TABLE I______________________________________ Substrate Reactor BasePrecursor Temp. Temp. Pressure Time______________________________________(hfac)Cu(PMe3) 60° C. 200° C. 50 mtorr 1 hr(hfac)Cu(1,5- 60° C. 200° C. 50 mtorr 1 hrCOD)(hfac)Cu(2- 60° C. 200° C. 50 mtorr 1 hrbutyne)______________________________________

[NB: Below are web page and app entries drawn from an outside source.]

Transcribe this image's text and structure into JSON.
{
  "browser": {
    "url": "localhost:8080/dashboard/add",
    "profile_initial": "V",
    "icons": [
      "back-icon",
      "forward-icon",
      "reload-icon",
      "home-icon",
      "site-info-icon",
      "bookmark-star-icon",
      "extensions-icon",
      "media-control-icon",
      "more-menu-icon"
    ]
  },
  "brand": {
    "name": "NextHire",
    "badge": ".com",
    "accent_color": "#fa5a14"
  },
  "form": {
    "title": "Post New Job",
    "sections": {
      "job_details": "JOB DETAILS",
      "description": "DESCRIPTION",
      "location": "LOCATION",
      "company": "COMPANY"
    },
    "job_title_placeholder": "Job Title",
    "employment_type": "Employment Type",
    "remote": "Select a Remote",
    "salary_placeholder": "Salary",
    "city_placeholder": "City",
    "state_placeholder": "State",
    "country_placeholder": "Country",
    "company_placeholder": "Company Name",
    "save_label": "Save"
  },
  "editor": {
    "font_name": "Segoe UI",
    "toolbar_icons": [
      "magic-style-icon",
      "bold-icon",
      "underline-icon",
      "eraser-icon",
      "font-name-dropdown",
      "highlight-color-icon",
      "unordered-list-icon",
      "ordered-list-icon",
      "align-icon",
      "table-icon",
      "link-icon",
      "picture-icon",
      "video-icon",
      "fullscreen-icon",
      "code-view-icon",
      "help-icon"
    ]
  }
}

As a second example, copper was electrolessly deposited onto a PTFE substrate prepared for patterned deposition, as in Example 1, by etching followed by patterned laser ablation. In particular, the sample was first immersed in a solution of SnCl4 for 6 min. After rinsing with distilled H2 O, the sample is next immersed in a solution of PdCl2 for 2 min, and then again rinsed in H2 O. These first two steps produced metallic Pd nucleation sites. In a third step, the sample was immersed in a solution with copper sulfate (CuSO4) and formaldehyde (HCHO) as the active components. The formaldehyde reduced the copper sulfate resulting in plating of metallic copper onto the Pd-activated surface. The film thickness of copper, in this case, can be determined by the immersion time. In contrast to Cu CVD in Example 1 where selective nucleation occurs only on the non-ablated surfaces, electroless deposition results in uniform copper coverage over the entire surface. However, the copper strongly adheres to only the non-ablated areas of the surface. The copper film can be cleanly and completely removed from the ablated areas. By way of example, by pressing adhesive tape to the outer copper surface and pulling, only the least adherent copper (i.e. that deposited on the ablated surface) is removed.
In a third example, the procedure for etching and depositing copper onto a PTFE substrate was the same as example 1, except that a Lambda Physik EMG 201 MSC excimer laser was used for selectively ablating the etched PTFE substrate. The laser was operated at 248 nm (KrF), 10 Hz repetition rate and 100 mJ/pulse output energy. The beam exiting the laser covered an area of 22 mm×10 mm and was passed through a 10 mm×10 mm aperture, which was imaged onto the substrate by a single quartz lens giving a factor of 3 size reduction. The energy density on the substrate was approximately 0.5 J/cm2. The exposure time was varied roughly 10. Efficient ablation of the etched surface was observed leaving a white surface having the appearance of unetched PTFE. Cu CVD onto such an excimer laser ablated PTFE surface occurred similar to that with excimer laser.
While particular embodiments of the present invention have been described for patterned deposition of a material onto a substrate, it is not intended that the invention be limited thereby. As such, it will be apparent to those skilled in the art that various changes and modifications may be made to the invention as described without departing from the scope of claims appended hereto.